Conservation & Endangered Species

Society membership requires observance of a Code of Ethics regarding the collection of molluscs and is networked with the leading conservation organisations. The society is also working with the International Union for the Conservation of Nature (IUCN) Mollusc Specialist Group to list Australia’s threatened and endangered species of molluscs.


The Malacological Society of Australasia considers the preservation and conservation of the fauna of Australasia as one of the society’s most important goals. In keeping with this goal, the council has established a code of ethics to guide the members of the society in their collecting pursuits. By introducing a code of ethics, the council wishes to demonstrate that the Malacological Society of Australasia is a responsible body of naturalists who have a positive role to play in the preservation of Australasia’s living resources.

1. Cause minimal disturbance to habitats
Habitat destruction is the most potent threat to molluscs (and other biota). Although other factors (e.g. pollution, land clearing) cause habitat destruction on a large scale, collectors can have significant impacts on local areas if they do not observe some simple rules:

  • always carefully replace any log, rock, coral boulder etc. immediately after inspecting the underside for molluscs.
  • try to disturb as few habitats (e.g. boulders, vegetation) as possible because the simple act of lifting a rock or log may destroy animals.
  • always observe the laws regulating access to sites (e.g. reserves and parks). These rules have been established to protect habitats and their constituent communities.

2. Collect the minimum number of specimens necessary
Indiscriminate collecting can have devastating effects on local populations of molluscs. In keeping with this, the members should:

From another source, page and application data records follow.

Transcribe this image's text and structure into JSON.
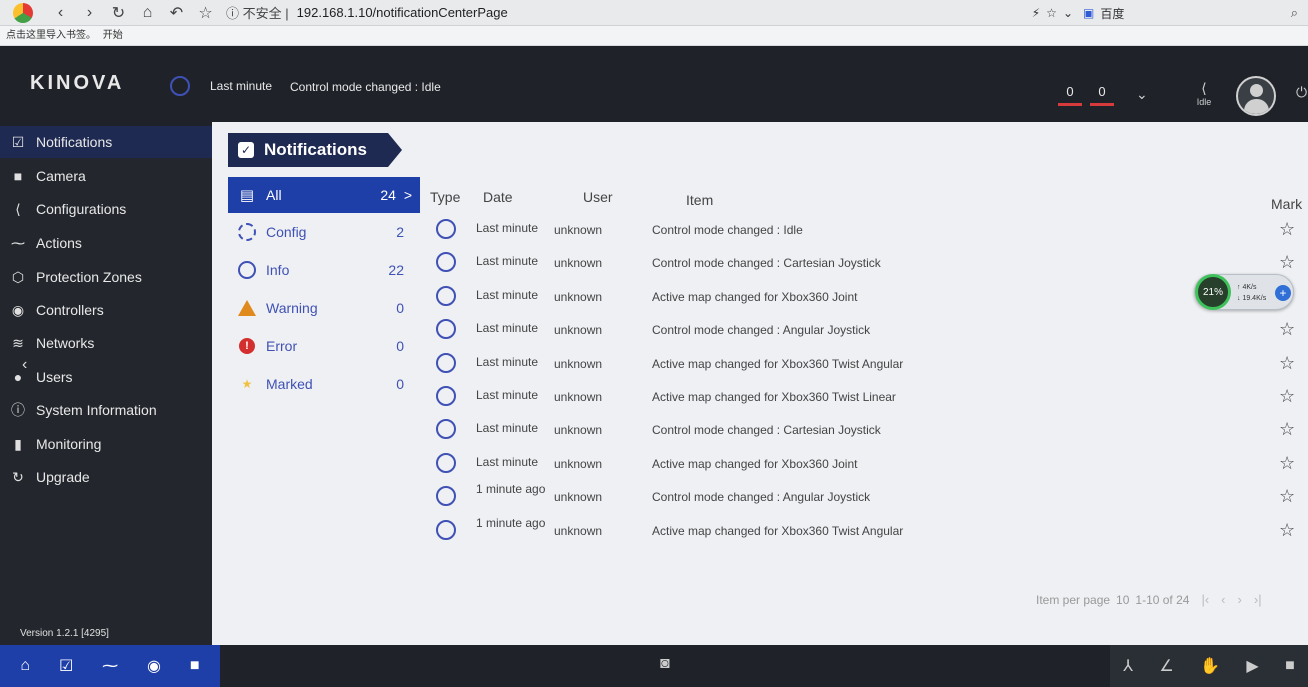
{
  "browser": {
    "security_label": "不安全",
    "url": "192.168.1.10/notificationCenterPage",
    "search_engine": "百度",
    "bookmark_hint": "点击这里导入书签。",
    "bookmark_start": "开始"
  },
  "header": {
    "brand": "KINOVA",
    "last_time": "Last minute",
    "last_message": "Control mode changed : Idle",
    "counter_a": "0",
    "counter_b": "0",
    "mode_label": "Idle"
  },
  "sidebar": {
    "items": [
      {
        "label": "Notifications",
        "icon": "check-square-icon"
      },
      {
        "label": "Camera",
        "icon": "camera-icon"
      },
      {
        "label": "Configurations",
        "icon": "arm-icon"
      },
      {
        "label": "Actions",
        "icon": "trend-icon"
      },
      {
        "label": "Protection Zones",
        "icon": "cube-icon"
      },
      {
        "label": "Controllers",
        "icon": "gamepad-icon"
      },
      {
        "label": "Networks",
        "icon": "wifi-icon"
      },
      {
        "label": "Users",
        "icon": "user-icon"
      },
      {
        "label": "System Information",
        "icon": "info-icon"
      },
      {
        "label": "Monitoring",
        "icon": "bar-chart-icon"
      },
      {
        "label": "Upgrade",
        "icon": "refresh-icon"
      }
    ],
    "version": "Version 1.2.1 [4295]"
  },
  "page": {
    "title": "Notifications"
  },
  "filters": [
    {
      "label": "All",
      "count": "24",
      "arrow": ">"
    },
    {
      "label": "Config",
      "count": "2"
    },
    {
      "label": "Info",
      "count": "22"
    },
    {
      "label": "Warning",
      "count": "0"
    },
    {
      "label": "Error",
      "count": "0"
    },
    {
      "label": "Marked",
      "count": "0"
    }
  ],
  "table": {
    "headers": {
      "type": "Type",
      "date": "Date",
      "user": "User",
      "item": "Item",
      "mark": "Mark"
    },
    "rows": [
      {
        "date": "Last minute",
        "user": "unknown",
        "item": "Control mode changed : Idle"
      },
      {
        "date": "Last minute",
        "user": "unknown",
        "item": "Control mode changed : Cartesian Joystick"
      },
      {
        "date": "Last minute",
        "user": "unknown",
        "item": "Active map changed for Xbox360 Joint"
      },
      {
        "date": "Last minute",
        "user": "unknown",
        "item": "Control mode changed : Angular Joystick"
      },
      {
        "date": "Last minute",
        "user": "unknown",
        "item": "Active map changed for Xbox360 Twist Angular"
      },
      {
        "date": "Last minute",
        "user": "unknown",
        "item": "Active map changed for Xbox360 Twist Linear"
      },
      {
        "date": "Last minute",
        "user": "unknown",
        "item": "Control mode changed : Cartesian Joystick"
      },
      {
        "date": "Last minute",
        "user": "unknown",
        "item": "Active map changed for Xbox360 Joint"
      },
      {
        "date": "1 minute ago",
        "user": "unknown",
        "item": "Control mode changed : Angular Joystick"
      },
      {
        "date": "1 minute ago",
        "user": "unknown",
        "item": "Active map changed for Xbox360 Twist Angular"
      }
    ]
  },
  "pagination": {
    "items_per_page_label": "Item per page",
    "items_per_page": "10",
    "range": "1-10 of 24"
  },
  "net_widget": {
    "percent": "21%",
    "up": "4K/s",
    "down": "19.4K/s"
  }
}
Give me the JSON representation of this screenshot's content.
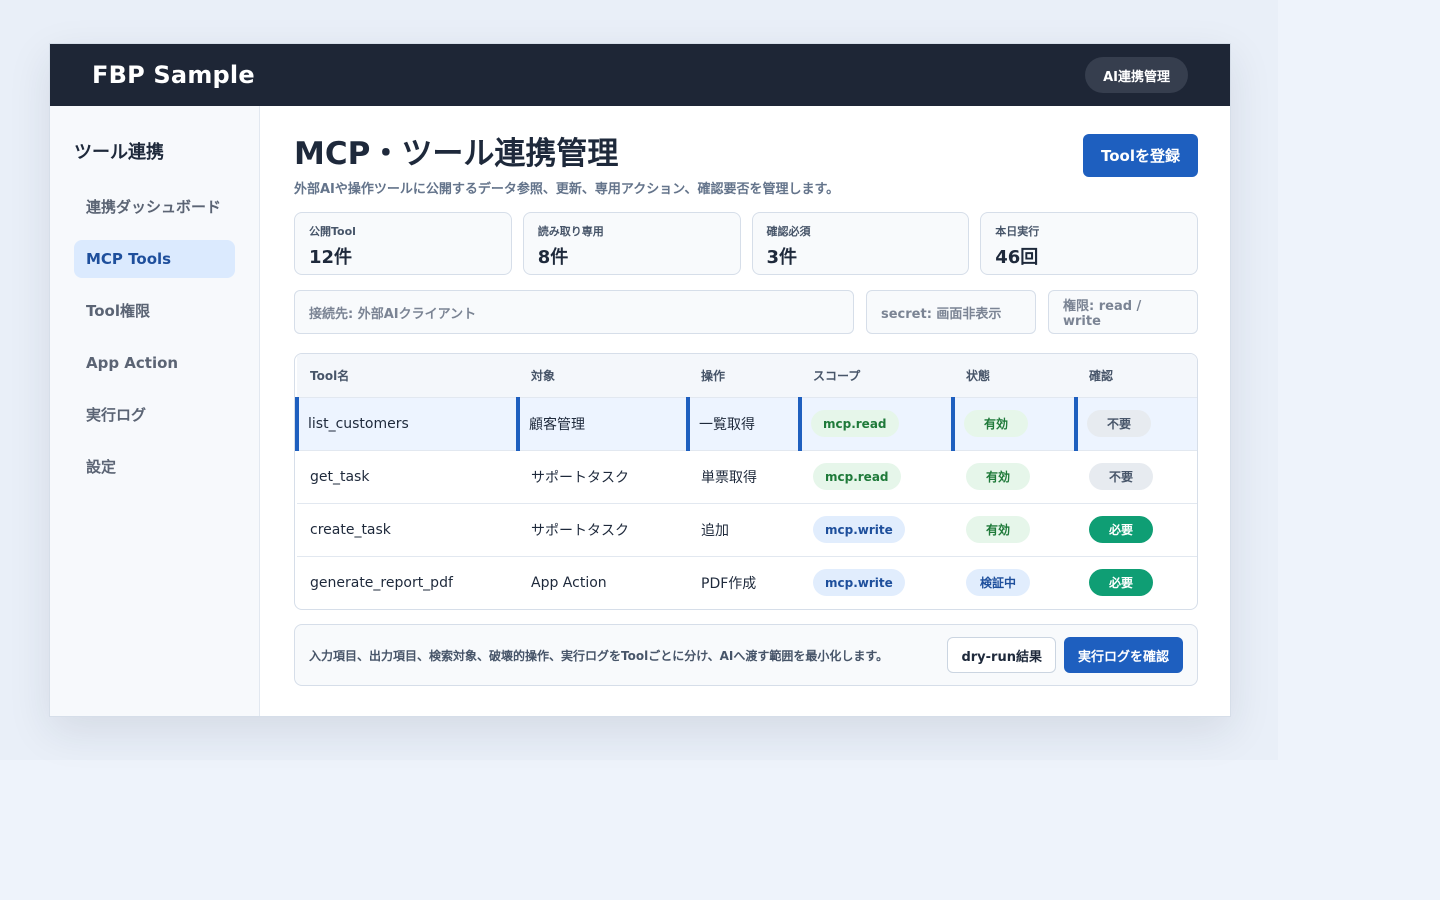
{
  "header": {
    "brand": "FBP Sample",
    "pill": "AI連携管理"
  },
  "sidebar": {
    "title": "ツール連携",
    "items": [
      {
        "label": "連携ダッシュボード"
      },
      {
        "label": "MCP Tools",
        "active": true
      },
      {
        "label": "Tool権限"
      },
      {
        "label": "App Action"
      },
      {
        "label": "実行ログ"
      },
      {
        "label": "設定"
      }
    ]
  },
  "main": {
    "title": "MCP・ツール連携管理",
    "subtitle": "外部AIや操作ツールに公開するデータ参照、更新、専用アクション、確認要否を管理します。",
    "register_button": "Toolを登録"
  },
  "stats": [
    {
      "label": "公開Tool",
      "value": "12件"
    },
    {
      "label": "読み取り専用",
      "value": "8件"
    },
    {
      "label": "確認必須",
      "value": "3件"
    },
    {
      "label": "本日実行",
      "value": "46回"
    }
  ],
  "filters": {
    "connection": "接続先: 外部AIクライアント",
    "secret": "secret: 画面非表示",
    "permission": "権限: read / write"
  },
  "table": {
    "headers": [
      "Tool名",
      "対象",
      "操作",
      "スコープ",
      "状態",
      "確認"
    ],
    "rows": [
      {
        "name": "list_customers",
        "target": "顧客管理",
        "op": "一覧取得",
        "scope": "mcp.read",
        "status": "有効",
        "confirm": "不要"
      },
      {
        "name": "get_task",
        "target": "サポートタスク",
        "op": "単票取得",
        "scope": "mcp.read",
        "status": "有効",
        "confirm": "不要"
      },
      {
        "name": "create_task",
        "target": "サポートタスク",
        "op": "追加",
        "scope": "mcp.write",
        "status": "有効",
        "confirm": "必要"
      },
      {
        "name": "generate_report_pdf",
        "target": "App Action",
        "op": "PDF作成",
        "scope": "mcp.write",
        "status": "検証中",
        "confirm": "必要"
      }
    ]
  },
  "footer": {
    "note": "入力項目、出力項目、検索対象、破壊的操作、実行ログをToolごとに分け、AIへ渡す範囲を最小化します。",
    "dry_run": "dry-run結果",
    "view_logs": "実行ログを確認"
  },
  "colors": {
    "topbar": "#1e2636",
    "accent": "#1e5fbf",
    "required": "#0f9e74"
  }
}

  • abide by local, national and international laws governing species and habitats at all times.
  • never collect more specimens than are strictly required for study and if possible collect empty shells.
  • never collect individuals that are involved in reproductive behaviour (e.g. egg guarding, breeding aggregations).
  • try to avoid the collection of juveniles or living individuals with damaged shells. In the first case, these have yet to breed and in the second case, damaged shells, if left alive can add to the pool of animals available for reproducing but are usually of little value to collectors.
  • photography should be considered as an alternative where ever possible (especially for larger species).